Then they would need to match their claim to the definitions. The first step is to formulate a tentative claim addressing a specific definition.
He defines "patriotism" as many different things such as loyalty, love, support for his country. There is controversy between those two meanings for the definition of "human intelligence" in our society.
The book explains that dictionaries are a form of reference for a general knowledge of a word but that there is so much more in depth to the word than just that definition. These definitions give the word a general label and place it in a certain category for better understanding.
The book further goes into the example of the definition "human intelligence" which could mean a couple different things. The writer needs to come up with reasoning behind their claims for each side while being considerate of both sides and they do this by researching their topic very in depth.
These definitions are also highly debatable in society because personal opinions differ between what conditions took place to consider it an official serious term like sexual harassment. Monday, February 20, Chapter 9: It gives the example of "hybrid car" and how its formal definition would list that it is a passenger vehicle that operates using two or more sources of power.
It discusses the steps in developing a definitional argument. Formal definitions are the general direct definitions someone would find in a dictionary.
He goes into more detail of the word "patriotism" to show all possible definitions to gain acceptance from the audience. It says that there are two main kinds of definitions; formal and operational definitions.
The next kind of definition is an operational definition and it defines a word by what it does or what conditions create it. They would then need to develop their conclusions on the definitional arguments.
The person that sexually harassed the individual might not consider that all the conditions took place but the person harassed would definitely consider the actions taken more seriously. If the definitional argument was "volunteer" the writer must write down what is and what is not a volunteer and try to accommodate both sides of the argument of the word.
The example they give in the book is "sexual harassment" and how it is not officially called "sexual harassment" unless three conditions take place.v Contents Introduction xiii 1.
Everything Is an Argument 1 2. Arguments from the Heart — Pathos 7 3. Arguments Based on Character — Ethos 10 4. Arguments Based on Facts and Reason — Logos 15 5. Transcript of Chapter 8: Arguments of Fact.
Chapter 8: Arguments of Fact Developing Factual Arguments • Identifying an issue: Forming a hypothesis. • The dilemma in trying to make a factual argument is finding sufficient evidence for a claim to satisfy a reasonably skeptical audience.
For Bedford/St. Martin’s she is the author of The St. Martin's Handbook, Seventh Edition, The Presence of Others, Fifth Edition, and The Everyday Writer, Fifth Edition, as well as the Sixth Edition of both Everything’s an Argument books.5/5(1).
An argument that includes a willingness to think about opposing positions and treat them fairly. Toulmin argument A structure of argument including claims, evidence, and warrants.
photo credit Nasa / Goddard Space Flight Center / Reto Stöckli Chapter 9 Arguments of Definition What is an argument of definition? States what someone/something can be Gives what something includes/excludes How is a term defined?

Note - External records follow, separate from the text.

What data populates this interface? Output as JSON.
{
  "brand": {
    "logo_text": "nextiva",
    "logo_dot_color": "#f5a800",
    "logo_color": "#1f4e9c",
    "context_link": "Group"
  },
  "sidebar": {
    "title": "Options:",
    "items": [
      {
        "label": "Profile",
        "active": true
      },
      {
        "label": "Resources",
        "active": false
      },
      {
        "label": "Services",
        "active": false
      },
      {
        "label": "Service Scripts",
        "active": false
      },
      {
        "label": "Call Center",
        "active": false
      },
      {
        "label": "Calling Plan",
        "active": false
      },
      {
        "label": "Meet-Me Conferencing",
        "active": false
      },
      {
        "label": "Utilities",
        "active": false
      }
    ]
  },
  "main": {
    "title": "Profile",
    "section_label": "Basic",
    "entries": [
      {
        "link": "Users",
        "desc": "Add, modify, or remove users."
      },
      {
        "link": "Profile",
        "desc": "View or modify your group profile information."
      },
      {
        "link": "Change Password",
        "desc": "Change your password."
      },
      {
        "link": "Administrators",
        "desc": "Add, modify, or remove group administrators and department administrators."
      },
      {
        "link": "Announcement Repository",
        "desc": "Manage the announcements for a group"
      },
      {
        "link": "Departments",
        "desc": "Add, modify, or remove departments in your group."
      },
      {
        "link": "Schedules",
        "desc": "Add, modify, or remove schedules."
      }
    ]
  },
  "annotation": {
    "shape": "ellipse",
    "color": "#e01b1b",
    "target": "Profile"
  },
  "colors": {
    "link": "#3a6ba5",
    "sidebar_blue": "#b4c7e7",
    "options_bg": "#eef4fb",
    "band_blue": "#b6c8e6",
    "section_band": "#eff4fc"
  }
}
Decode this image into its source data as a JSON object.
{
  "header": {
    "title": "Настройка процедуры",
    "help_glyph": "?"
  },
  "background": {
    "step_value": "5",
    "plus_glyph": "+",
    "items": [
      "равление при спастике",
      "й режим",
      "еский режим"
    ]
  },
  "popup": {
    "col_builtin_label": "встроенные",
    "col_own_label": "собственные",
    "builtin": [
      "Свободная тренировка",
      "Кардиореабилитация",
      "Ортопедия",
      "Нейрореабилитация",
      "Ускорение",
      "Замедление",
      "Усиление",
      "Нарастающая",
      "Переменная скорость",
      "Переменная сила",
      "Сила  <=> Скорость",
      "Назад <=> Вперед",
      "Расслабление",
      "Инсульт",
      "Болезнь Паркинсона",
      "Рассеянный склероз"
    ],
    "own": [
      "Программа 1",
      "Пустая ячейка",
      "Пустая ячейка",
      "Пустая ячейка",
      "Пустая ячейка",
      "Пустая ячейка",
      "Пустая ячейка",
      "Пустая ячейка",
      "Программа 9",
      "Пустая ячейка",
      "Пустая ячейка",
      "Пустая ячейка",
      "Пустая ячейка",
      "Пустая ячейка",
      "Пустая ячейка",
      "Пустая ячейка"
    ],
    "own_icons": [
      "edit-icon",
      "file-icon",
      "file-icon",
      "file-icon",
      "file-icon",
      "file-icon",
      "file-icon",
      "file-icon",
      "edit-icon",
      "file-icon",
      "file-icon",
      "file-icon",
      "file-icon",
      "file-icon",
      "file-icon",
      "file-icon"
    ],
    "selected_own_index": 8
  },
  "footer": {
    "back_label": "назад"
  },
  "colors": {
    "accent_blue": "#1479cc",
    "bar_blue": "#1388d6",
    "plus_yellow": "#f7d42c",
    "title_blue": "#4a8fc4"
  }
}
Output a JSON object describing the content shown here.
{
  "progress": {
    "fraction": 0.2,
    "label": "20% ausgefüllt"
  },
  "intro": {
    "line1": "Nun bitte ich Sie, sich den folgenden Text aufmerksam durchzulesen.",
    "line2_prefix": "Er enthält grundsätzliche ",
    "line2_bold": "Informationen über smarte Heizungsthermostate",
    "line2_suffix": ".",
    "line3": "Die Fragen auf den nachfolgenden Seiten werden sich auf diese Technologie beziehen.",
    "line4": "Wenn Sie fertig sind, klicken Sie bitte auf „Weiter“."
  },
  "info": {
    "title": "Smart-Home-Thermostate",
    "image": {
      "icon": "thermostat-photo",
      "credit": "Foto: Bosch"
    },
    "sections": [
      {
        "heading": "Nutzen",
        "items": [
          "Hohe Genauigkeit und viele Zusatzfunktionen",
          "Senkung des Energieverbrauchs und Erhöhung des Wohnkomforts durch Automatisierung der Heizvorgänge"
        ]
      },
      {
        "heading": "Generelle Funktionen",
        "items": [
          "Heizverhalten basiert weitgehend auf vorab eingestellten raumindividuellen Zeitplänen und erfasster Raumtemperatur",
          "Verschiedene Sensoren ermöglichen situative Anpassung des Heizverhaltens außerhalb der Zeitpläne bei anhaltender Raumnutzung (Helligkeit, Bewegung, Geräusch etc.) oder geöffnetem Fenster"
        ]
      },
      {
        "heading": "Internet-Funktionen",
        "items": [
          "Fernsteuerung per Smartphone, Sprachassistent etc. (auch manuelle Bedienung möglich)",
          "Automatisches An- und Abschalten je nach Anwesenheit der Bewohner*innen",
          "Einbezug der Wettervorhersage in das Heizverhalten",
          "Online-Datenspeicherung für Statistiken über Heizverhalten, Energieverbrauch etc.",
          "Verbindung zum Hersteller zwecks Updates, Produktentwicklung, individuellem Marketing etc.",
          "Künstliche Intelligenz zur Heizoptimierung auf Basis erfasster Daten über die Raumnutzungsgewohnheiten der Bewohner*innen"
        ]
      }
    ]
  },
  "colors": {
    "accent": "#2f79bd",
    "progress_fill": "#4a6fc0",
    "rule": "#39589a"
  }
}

Definition describes: Conclusion Formal Definition -. Everythings An Argument Chapter 9 Everything is an Argument, Chapter 4 Arguments Based on Facts and Reason: Logos I. Logos- arguments based on reason, facts, or evidence a) Inartistic appeals- hard evidence - Facts - Clues - Statistics - Testimonies - Witnesses b) Artistic appeals- reason and common sense - Logic and reason - Mixed with.Download